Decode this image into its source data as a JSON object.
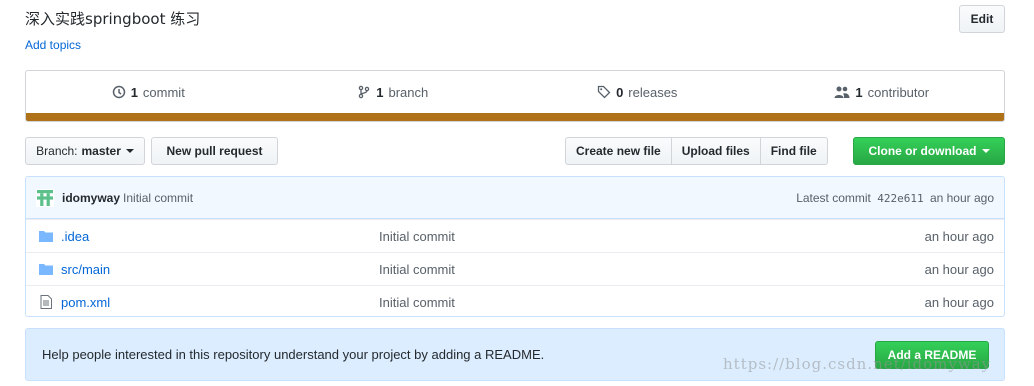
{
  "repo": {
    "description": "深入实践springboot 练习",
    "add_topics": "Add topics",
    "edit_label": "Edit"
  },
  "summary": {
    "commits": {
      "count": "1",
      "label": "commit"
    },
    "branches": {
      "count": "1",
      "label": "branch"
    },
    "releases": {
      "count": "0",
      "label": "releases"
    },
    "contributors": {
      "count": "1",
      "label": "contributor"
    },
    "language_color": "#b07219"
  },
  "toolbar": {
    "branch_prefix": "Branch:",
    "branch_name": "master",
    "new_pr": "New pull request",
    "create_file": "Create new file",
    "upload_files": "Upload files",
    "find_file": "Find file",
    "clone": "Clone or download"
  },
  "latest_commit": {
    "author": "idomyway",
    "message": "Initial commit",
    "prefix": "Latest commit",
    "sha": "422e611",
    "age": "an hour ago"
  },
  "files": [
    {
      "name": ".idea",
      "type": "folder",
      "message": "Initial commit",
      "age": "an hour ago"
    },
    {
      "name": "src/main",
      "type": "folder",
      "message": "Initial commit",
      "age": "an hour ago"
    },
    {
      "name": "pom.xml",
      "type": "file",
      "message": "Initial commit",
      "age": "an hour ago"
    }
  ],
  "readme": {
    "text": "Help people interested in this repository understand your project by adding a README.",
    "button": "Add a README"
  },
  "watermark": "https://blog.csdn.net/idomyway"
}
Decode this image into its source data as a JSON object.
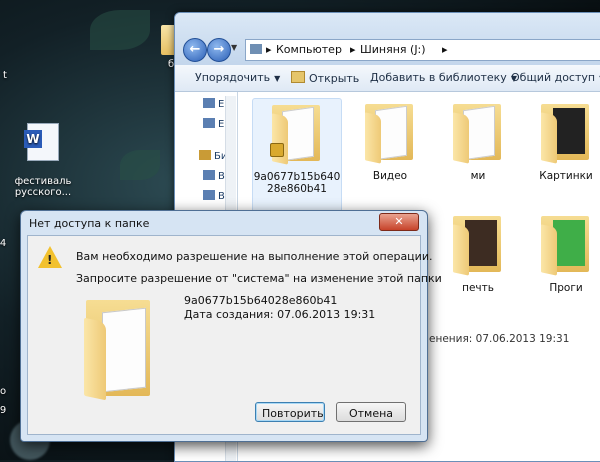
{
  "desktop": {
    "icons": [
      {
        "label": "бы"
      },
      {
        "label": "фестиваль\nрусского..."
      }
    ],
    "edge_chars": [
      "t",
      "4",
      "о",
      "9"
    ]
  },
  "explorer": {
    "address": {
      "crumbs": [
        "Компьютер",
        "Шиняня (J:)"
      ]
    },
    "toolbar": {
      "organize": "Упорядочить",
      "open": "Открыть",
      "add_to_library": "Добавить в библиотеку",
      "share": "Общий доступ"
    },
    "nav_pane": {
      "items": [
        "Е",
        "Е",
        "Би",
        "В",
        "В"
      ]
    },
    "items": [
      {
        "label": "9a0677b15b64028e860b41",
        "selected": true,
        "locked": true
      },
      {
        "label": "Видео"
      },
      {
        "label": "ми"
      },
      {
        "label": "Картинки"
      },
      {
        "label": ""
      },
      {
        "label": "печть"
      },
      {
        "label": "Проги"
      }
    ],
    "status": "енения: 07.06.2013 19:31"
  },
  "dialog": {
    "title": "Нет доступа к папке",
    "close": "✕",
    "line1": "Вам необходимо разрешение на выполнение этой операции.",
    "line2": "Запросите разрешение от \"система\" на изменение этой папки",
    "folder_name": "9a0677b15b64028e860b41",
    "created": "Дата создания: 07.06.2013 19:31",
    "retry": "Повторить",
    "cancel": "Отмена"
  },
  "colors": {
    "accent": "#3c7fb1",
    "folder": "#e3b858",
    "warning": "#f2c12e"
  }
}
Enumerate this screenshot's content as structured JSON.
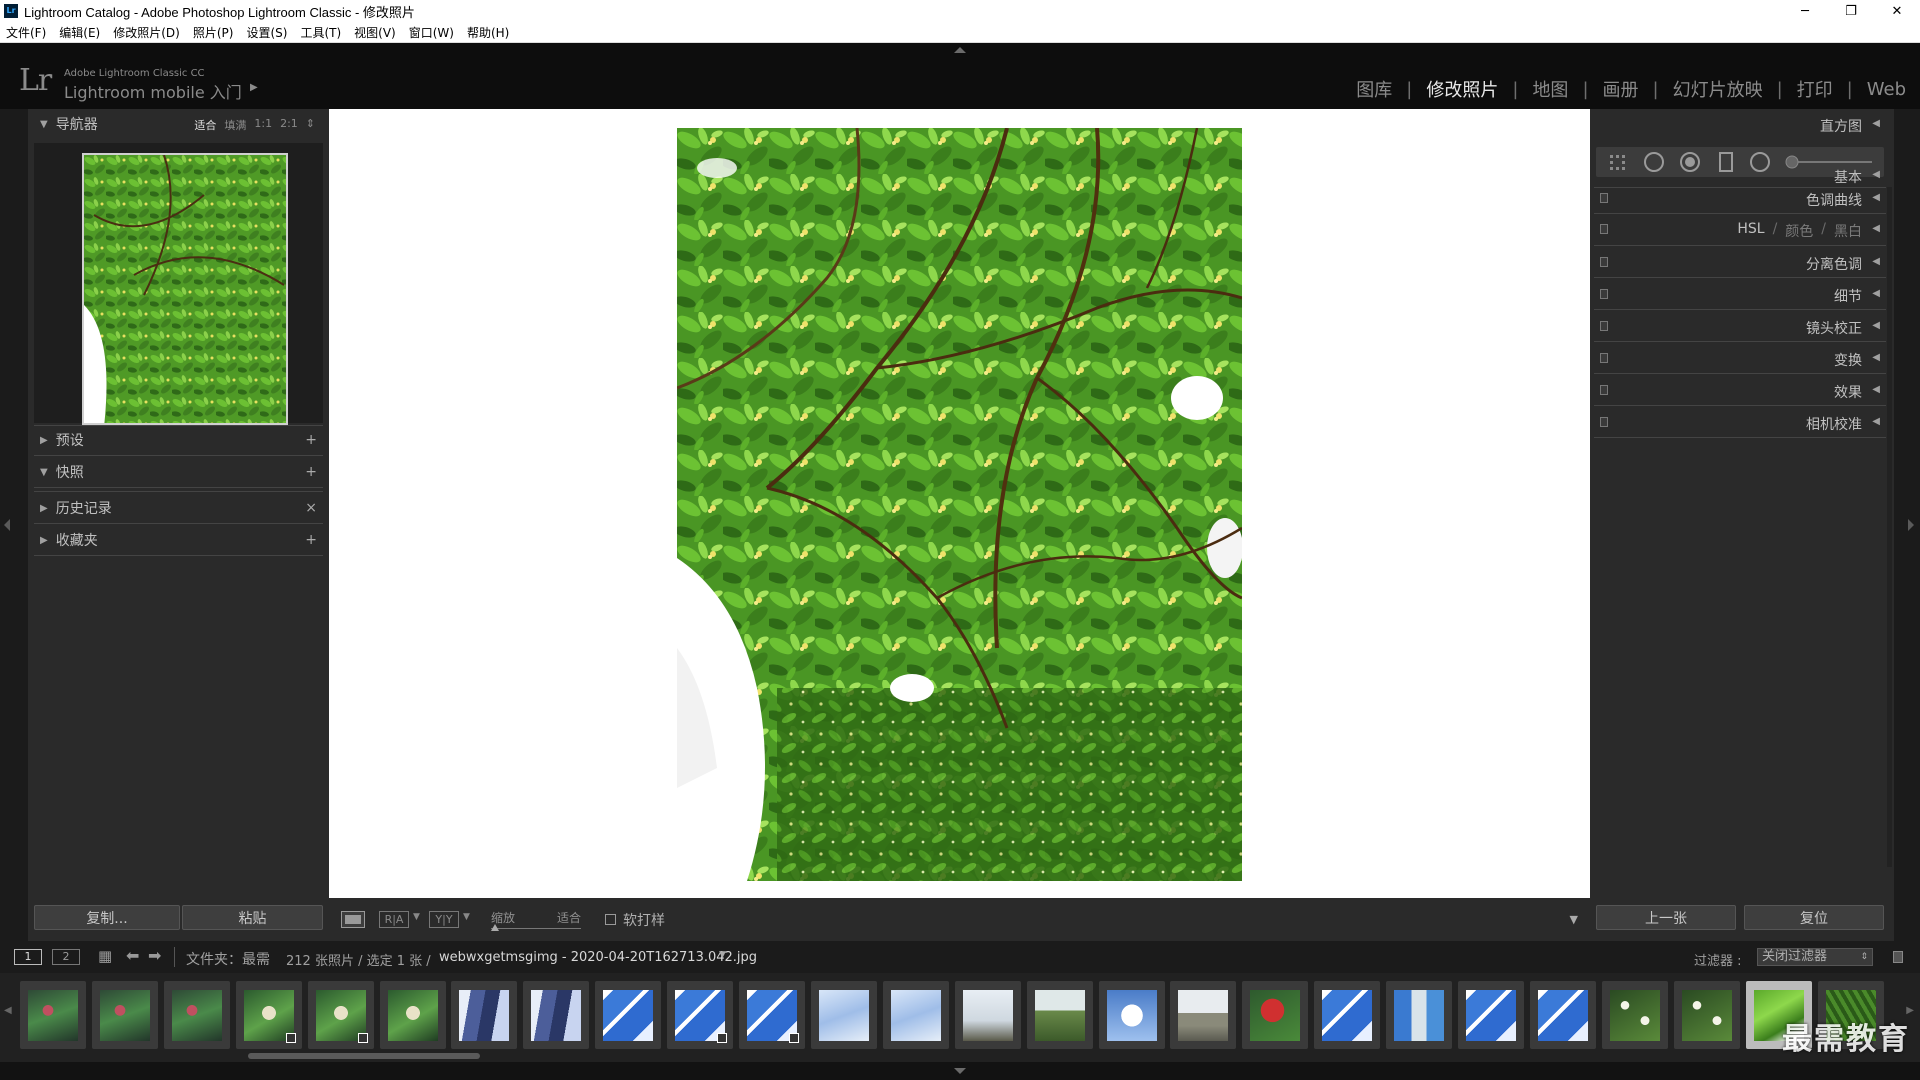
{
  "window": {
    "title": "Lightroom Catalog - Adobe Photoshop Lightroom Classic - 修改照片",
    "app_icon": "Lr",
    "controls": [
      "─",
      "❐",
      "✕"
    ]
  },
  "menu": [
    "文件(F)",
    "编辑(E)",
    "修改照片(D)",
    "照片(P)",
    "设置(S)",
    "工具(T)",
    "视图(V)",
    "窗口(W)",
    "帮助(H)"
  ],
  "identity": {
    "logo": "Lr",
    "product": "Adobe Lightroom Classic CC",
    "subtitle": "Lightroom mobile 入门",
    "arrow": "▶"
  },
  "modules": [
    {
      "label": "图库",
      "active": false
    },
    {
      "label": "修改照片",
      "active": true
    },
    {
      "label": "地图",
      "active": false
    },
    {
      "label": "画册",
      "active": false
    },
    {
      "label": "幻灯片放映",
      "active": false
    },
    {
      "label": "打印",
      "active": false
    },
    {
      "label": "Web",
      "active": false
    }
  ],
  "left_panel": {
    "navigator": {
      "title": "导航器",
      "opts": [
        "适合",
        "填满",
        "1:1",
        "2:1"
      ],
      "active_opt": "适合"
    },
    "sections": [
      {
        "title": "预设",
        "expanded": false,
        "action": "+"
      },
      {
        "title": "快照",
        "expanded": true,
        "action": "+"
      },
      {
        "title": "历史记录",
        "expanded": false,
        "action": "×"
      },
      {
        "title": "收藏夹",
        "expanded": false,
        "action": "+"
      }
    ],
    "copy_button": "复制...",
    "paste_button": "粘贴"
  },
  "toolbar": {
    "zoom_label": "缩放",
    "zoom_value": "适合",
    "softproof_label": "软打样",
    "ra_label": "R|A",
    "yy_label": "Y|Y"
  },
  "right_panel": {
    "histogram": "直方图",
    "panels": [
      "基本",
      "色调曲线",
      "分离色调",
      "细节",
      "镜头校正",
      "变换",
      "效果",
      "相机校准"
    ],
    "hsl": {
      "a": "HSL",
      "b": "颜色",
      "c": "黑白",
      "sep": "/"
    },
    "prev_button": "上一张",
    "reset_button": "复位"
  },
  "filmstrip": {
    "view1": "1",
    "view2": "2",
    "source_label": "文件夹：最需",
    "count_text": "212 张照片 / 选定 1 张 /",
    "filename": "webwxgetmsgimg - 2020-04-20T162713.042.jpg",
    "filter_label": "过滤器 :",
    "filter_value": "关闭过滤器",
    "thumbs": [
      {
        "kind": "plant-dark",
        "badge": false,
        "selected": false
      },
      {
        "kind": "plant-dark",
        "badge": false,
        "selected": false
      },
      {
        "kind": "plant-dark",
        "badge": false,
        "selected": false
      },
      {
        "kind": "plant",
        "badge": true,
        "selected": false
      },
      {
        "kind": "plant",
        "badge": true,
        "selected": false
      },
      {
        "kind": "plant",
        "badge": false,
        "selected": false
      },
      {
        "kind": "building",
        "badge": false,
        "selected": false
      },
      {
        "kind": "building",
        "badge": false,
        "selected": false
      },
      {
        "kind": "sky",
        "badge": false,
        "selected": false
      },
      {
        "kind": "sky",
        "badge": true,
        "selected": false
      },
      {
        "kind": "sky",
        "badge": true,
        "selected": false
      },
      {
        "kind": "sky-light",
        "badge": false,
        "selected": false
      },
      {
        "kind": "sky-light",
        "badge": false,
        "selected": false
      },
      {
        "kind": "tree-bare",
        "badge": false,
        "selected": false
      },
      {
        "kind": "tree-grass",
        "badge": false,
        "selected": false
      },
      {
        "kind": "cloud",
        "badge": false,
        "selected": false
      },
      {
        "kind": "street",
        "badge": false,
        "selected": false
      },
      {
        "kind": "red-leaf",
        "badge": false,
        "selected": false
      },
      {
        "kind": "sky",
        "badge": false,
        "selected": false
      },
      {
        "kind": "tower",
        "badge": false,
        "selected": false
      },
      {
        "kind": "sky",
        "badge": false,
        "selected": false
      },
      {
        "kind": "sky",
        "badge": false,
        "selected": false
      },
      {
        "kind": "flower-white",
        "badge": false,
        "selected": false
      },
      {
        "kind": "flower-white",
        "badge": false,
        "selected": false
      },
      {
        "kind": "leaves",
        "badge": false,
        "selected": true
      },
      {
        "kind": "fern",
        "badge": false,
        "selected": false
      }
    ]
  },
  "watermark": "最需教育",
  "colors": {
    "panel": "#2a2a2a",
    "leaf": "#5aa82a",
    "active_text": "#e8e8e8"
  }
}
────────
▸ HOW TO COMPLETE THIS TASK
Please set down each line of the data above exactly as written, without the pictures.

▸ RESPONSE TO THE TASK
Decode this image into its source data as a JSON object.
{
  "repo": {
    "description": "深入实践springboot 练习",
    "add_topics": "Add topics",
    "edit_label": "Edit"
  },
  "summary": {
    "commits": {
      "count": "1",
      "label": "commit"
    },
    "branches": {
      "count": "1",
      "label": "branch"
    },
    "releases": {
      "count": "0",
      "label": "releases"
    },
    "contributors": {
      "count": "1",
      "label": "contributor"
    },
    "language_color": "#b07219"
  },
  "toolbar": {
    "branch_prefix": "Branch:",
    "branch_name": "master",
    "new_pr": "New pull request",
    "create_file": "Create new file",
    "upload_files": "Upload files",
    "find_file": "Find file",
    "clone": "Clone or download"
  },
  "latest_commit": {
    "author": "idomyway",
    "message": "Initial commit",
    "prefix": "Latest commit",
    "sha": "422e611",
    "age": "an hour ago"
  },
  "files": [
    {
      "name": ".idea",
      "type": "folder",
      "message": "Initial commit",
      "age": "an hour ago"
    },
    {
      "name": "src/main",
      "type": "folder",
      "message": "Initial commit",
      "age": "an hour ago"
    },
    {
      "name": "pom.xml",
      "type": "file",
      "message": "Initial commit",
      "age": "an hour ago"
    }
  ],
  "readme": {
    "text": "Help people interested in this repository understand your project by adding a README.",
    "button": "Add a README"
  },
  "watermark": "https://blog.csdn.net/idomyway"
}
Decode this image into its source data as a JSON object.
{
  "desktop": {
    "icons": [
      {
        "label": "бы"
      },
      {
        "label": "фестиваль\nрусского..."
      }
    ],
    "edge_chars": [
      "t",
      "4",
      "о",
      "9"
    ]
  },
  "explorer": {
    "address": {
      "crumbs": [
        "Компьютер",
        "Шиняня (J:)"
      ]
    },
    "toolbar": {
      "organize": "Упорядочить",
      "open": "Открыть",
      "add_to_library": "Добавить в библиотеку",
      "share": "Общий доступ"
    },
    "nav_pane": {
      "items": [
        "Е",
        "Е",
        "Би",
        "В",
        "В"
      ]
    },
    "items": [
      {
        "label": "9a0677b15b64028e860b41",
        "selected": true,
        "locked": true
      },
      {
        "label": "Видео"
      },
      {
        "label": "ми"
      },
      {
        "label": "Картинки"
      },
      {
        "label": ""
      },
      {
        "label": "печть"
      },
      {
        "label": "Проги"
      }
    ],
    "status": "енения: 07.06.2013 19:31"
  },
  "dialog": {
    "title": "Нет доступа к папке",
    "close": "✕",
    "line1": "Вам необходимо разрешение на выполнение этой операции.",
    "line2": "Запросите разрешение от \"система\" на изменение этой папки",
    "folder_name": "9a0677b15b64028e860b41",
    "created": "Дата создания: 07.06.2013 19:31",
    "retry": "Повторить",
    "cancel": "Отмена"
  },
  "colors": {
    "accent": "#3c7fb1",
    "folder": "#e3b858",
    "warning": "#f2c12e"
  }
}
Enumerate this screenshot's content as structured JSON.
{
  "window": {
    "title": "Lightroom Catalog - Adobe Photoshop Lightroom Classic - 修改照片",
    "app_icon": "Lr",
    "controls": [
      "─",
      "❐",
      "✕"
    ]
  },
  "menu": [
    "文件(F)",
    "编辑(E)",
    "修改照片(D)",
    "照片(P)",
    "设置(S)",
    "工具(T)",
    "视图(V)",
    "窗口(W)",
    "帮助(H)"
  ],
  "identity": {
    "logo": "Lr",
    "product": "Adobe Lightroom Classic CC",
    "subtitle": "Lightroom mobile 入门",
    "arrow": "▶"
  },
  "modules": [
    {
      "label": "图库",
      "active": false
    },
    {
      "label": "修改照片",
      "active": true
    },
    {
      "label": "地图",
      "active": false
    },
    {
      "label": "画册",
      "active": false
    },
    {
      "label": "幻灯片放映",
      "active": false
    },
    {
      "label": "打印",
      "active": false
    },
    {
      "label": "Web",
      "active": false
    }
  ],
  "left_panel": {
    "navigator": {
      "title": "导航器",
      "opts": [
        "适合",
        "填满",
        "1:1",
        "2:1"
      ],
      "active_opt": "适合"
    },
    "sections": [
      {
        "title": "预设",
        "expanded": false,
        "action": "+"
      },
      {
        "title": "快照",
        "expanded": true,
        "action": "+"
      },
      {
        "title": "历史记录",
        "expanded": false,
        "action": "×"
      },
      {
        "title": "收藏夹",
        "expanded": false,
        "action": "+"
      }
    ],
    "copy_button": "复制...",
    "paste_button": "粘贴"
  },
  "toolbar": {
    "zoom_label": "缩放",
    "zoom_value": "适合",
    "softproof_label": "软打样",
    "ra_label": "R|A",
    "yy_label": "Y|Y"
  },
  "right_panel": {
    "histogram": "直方图",
    "panels": [
      "基本",
      "色调曲线",
      "分离色调",
      "细节",
      "镜头校正",
      "变换",
      "效果",
      "相机校准"
    ],
    "hsl": {
      "a": "HSL",
      "b": "颜色",
      "c": "黑白",
      "sep": "/"
    },
    "prev_button": "上一张",
    "reset_button": "复位"
  },
  "filmstrip": {
    "view1": "1",
    "view2": "2",
    "source_label": "文件夹：最需",
    "count_text": "212 张照片 / 选定 1 张 /",
    "filename": "webwxgetmsgimg - 2020-04-20T162713.042.jpg",
    "filter_label": "过滤器 :",
    "filter_value": "关闭过滤器",
    "thumbs": [
      {
        "kind": "plant-dark",
        "badge": false,
        "selected": false
      },
      {
        "kind": "plant-dark",
        "badge": false,
        "selected": false
      },
      {
        "kind": "plant-dark",
        "badge": false,
        "selected": false
      },
      {
        "kind": "plant",
        "badge": true,
        "selected": false
      },
      {
        "kind": "plant",
        "badge": true,
        "selected": false
      },
      {
        "kind": "plant",
        "badge": false,
        "selected": false
      },
      {
        "kind": "building",
        "badge": false,
        "selected": false
      },
      {
        "kind": "building",
        "badge": false,
        "selected": false
      },
      {
        "kind": "sky",
        "badge": false,
        "selected": false
      },
      {
        "kind": "sky",
        "badge": true,
        "selected": false
      },
      {
        "kind": "sky",
        "badge": true,
        "selected": false
      },
      {
        "kind": "sky-light",
        "badge": false,
        "selected": false
      },
      {
        "kind": "sky-light",
        "badge": false,
        "selected": false
      },
      {
        "kind": "tree-bare",
        "badge": false,
        "selected": false
      },
      {
        "kind": "tree-grass",
        "badge": false,
        "selected": false
      },
      {
        "kind": "cloud",
        "badge": false,
        "selected": false
      },
      {
        "kind": "street",
        "badge": false,
        "selected": false
      },
      {
        "kind": "red-leaf",
        "badge": false,
        "selected": false
      },
      {
        "kind": "sky",
        "badge": false,
        "selected": false
      },
      {
        "kind": "tower",
        "badge": false,
        "selected": false
      },
      {
        "kind": "sky",
        "badge": false,
        "selected": false
      },
      {
        "kind": "sky",
        "badge": false,
        "selected": false
      },
      {
        "kind": "flower-white",
        "badge": false,
        "selected": false
      },
      {
        "kind": "flower-white",
        "badge": false,
        "selected": false
      },
      {
        "kind": "leaves",
        "badge": false,
        "selected": true
      },
      {
        "kind": "fern",
        "badge": false,
        "selected": false
      }
    ]
  },
  "watermark": "最需教育",
  "colors": {
    "panel": "#2a2a2a",
    "leaf": "#5aa82a",
    "active_text": "#e8e8e8"
  }
}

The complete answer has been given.